He said some of Lush’s Poole staff had moved abroad, and that those who went to Dusseldorf were being offered free German lessons. But more than 50 per cent of Poole staff were migrants from other EU countries.

Lush’s statement of principles, called We Believe, has recently been extended with the words: “We believe that all people should enjoy freedom of movement across the world.”

Mr Constantine wrote: “We were very fortunate in 2006 when the UK decided not to place immigration restrictions on the eight eastern European countries that had just joined the EU; this allowed us to plug labour gaps during our busiest periods and deal with the rapid expansion of the brand that followed.

“Many of these EU migrants became loyal permanent employees and wish to stay in the UK.

“We continue to actively work with and consult with all of our employees, some of which have been left in a protracted legal limbo.”

Lush has 932 shops around the world.
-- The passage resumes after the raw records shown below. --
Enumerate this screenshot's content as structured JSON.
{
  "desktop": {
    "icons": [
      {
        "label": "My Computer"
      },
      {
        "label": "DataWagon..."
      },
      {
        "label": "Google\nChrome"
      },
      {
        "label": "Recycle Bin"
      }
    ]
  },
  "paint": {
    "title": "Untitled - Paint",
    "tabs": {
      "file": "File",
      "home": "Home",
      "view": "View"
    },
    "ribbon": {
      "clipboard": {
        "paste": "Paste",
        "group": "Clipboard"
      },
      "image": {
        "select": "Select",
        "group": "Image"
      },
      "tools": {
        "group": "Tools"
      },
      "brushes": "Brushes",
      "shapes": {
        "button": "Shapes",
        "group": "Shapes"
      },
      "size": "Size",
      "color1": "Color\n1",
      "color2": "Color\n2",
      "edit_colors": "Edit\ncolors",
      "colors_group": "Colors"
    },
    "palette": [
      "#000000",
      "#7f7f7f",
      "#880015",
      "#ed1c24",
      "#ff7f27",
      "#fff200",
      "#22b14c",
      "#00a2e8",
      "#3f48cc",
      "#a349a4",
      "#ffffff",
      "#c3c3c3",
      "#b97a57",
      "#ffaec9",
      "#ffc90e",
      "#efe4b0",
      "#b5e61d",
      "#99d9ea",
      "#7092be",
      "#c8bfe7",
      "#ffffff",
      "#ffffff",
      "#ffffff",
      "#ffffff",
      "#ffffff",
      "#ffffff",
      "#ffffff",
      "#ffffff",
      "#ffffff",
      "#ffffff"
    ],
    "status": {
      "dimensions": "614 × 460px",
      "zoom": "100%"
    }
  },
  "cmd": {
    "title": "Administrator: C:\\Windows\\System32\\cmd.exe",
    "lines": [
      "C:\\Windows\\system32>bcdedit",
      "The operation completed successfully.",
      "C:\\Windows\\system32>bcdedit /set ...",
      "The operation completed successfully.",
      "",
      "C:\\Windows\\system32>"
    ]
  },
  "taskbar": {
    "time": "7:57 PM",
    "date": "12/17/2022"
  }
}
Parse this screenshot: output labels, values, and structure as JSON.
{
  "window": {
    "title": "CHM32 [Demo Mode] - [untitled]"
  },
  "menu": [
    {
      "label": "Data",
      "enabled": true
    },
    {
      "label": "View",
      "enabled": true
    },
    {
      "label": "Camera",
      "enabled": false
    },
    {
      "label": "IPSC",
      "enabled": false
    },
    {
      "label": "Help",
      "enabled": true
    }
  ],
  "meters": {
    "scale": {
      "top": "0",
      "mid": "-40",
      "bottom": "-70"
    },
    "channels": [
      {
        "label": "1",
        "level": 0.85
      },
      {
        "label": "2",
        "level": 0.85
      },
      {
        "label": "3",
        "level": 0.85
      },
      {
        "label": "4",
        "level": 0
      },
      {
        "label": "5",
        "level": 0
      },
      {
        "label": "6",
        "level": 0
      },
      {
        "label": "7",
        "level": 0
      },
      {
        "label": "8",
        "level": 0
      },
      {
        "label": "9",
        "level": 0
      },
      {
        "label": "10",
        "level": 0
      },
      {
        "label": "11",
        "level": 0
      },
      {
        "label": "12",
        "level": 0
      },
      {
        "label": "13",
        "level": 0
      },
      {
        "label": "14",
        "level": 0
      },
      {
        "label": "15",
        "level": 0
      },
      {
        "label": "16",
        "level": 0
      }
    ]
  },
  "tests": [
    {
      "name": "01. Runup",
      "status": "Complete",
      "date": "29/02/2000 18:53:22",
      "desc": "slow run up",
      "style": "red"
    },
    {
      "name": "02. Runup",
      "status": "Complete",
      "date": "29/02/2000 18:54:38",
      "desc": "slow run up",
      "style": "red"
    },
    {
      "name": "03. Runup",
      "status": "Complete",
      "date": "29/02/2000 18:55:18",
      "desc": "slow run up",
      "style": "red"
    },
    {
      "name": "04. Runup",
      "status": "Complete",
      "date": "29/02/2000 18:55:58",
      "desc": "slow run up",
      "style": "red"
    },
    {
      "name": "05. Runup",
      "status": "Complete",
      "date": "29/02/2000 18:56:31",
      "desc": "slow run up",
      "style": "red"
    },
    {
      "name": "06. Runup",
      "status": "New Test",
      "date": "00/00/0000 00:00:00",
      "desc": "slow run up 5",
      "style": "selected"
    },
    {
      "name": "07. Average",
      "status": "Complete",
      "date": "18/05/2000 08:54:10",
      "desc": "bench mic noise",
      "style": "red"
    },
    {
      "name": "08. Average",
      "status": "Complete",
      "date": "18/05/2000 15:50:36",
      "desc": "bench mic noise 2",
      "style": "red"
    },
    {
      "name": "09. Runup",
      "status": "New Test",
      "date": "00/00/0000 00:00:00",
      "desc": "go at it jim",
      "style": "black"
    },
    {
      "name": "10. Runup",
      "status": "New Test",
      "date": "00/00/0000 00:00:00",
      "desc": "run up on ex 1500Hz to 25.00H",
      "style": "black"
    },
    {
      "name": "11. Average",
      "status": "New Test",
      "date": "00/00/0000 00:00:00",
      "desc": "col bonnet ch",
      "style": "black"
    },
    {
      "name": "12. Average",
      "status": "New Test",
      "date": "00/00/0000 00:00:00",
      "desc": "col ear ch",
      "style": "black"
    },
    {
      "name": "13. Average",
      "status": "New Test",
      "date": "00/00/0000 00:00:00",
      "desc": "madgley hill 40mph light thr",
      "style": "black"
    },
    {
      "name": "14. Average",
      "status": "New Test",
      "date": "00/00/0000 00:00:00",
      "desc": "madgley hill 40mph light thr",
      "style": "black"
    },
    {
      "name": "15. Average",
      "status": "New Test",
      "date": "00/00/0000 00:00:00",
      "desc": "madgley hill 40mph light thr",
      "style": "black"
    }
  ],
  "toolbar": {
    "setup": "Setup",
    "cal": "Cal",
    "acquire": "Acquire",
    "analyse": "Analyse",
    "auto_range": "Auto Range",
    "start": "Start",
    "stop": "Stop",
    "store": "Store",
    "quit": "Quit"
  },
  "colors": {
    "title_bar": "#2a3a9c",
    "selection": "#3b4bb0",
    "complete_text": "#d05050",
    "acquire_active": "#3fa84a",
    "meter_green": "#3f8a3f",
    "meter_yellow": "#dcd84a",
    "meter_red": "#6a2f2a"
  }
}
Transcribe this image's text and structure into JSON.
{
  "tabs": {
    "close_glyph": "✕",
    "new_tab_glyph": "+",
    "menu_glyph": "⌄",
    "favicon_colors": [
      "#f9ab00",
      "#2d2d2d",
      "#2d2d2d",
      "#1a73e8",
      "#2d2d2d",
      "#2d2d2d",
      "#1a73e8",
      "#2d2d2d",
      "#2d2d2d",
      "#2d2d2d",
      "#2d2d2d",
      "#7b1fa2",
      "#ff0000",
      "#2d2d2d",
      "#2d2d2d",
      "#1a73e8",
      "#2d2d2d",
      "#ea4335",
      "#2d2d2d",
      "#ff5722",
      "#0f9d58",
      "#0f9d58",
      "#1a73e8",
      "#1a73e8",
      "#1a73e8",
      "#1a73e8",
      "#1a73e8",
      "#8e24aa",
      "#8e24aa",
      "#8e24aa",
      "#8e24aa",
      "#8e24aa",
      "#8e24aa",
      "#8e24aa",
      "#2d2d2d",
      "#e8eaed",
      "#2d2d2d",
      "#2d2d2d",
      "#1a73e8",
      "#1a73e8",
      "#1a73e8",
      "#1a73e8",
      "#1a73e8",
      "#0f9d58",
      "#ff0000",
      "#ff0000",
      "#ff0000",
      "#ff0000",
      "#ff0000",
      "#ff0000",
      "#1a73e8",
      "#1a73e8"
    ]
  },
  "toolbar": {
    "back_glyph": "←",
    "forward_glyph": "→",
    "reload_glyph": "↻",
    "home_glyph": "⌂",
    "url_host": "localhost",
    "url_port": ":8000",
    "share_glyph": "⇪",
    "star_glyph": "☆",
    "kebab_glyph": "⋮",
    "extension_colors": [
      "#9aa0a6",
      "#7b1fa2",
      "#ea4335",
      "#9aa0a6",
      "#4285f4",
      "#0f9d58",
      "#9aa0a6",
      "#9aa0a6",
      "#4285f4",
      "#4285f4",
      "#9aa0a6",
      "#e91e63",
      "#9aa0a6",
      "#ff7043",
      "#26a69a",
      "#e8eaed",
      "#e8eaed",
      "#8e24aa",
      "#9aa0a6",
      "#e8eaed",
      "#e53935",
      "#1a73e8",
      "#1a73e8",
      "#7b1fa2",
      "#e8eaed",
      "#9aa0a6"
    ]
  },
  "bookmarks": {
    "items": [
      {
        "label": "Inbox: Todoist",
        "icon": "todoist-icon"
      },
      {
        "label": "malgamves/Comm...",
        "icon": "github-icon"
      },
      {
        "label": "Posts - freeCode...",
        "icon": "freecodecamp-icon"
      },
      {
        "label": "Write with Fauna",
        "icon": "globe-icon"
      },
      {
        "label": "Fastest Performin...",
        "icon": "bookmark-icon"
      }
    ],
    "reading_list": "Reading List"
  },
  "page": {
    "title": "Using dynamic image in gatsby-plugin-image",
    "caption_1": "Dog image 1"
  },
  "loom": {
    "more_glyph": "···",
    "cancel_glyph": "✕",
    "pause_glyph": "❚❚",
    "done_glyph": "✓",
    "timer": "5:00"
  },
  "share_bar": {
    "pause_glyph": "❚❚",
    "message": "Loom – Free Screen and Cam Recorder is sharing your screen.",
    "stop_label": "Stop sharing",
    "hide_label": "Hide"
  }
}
Profits in its UK retail business rose by £4.7m on the back of like-for-like sales growth of 12.2 per cent.

North America, which remains its biggest retail market, saw like-for-like sales up 18.2 per cent.

Digital sales were up 17.6 per cent to £32.6million.

Lush committed last year to paying all stuff the independently-set Living Wage, which is currently 95p an hour higher than the government’s National Living Wage. The independently-set wage will rise from April 20 to £8.75 an hour outside London and £10.20 an hour in the capital.

Lush offers six months of fully paid maternity leave and four weeks of paternity leave. It said these incentives would hit its profitability in 2018 but it expected a return on the investment in future years.

The company and its staff raised £13.3m for charity in the year, while sales of its Charity Pot hair and body lotion raised £9.8m in 36 countries, with all the price except the VAT going to good causes.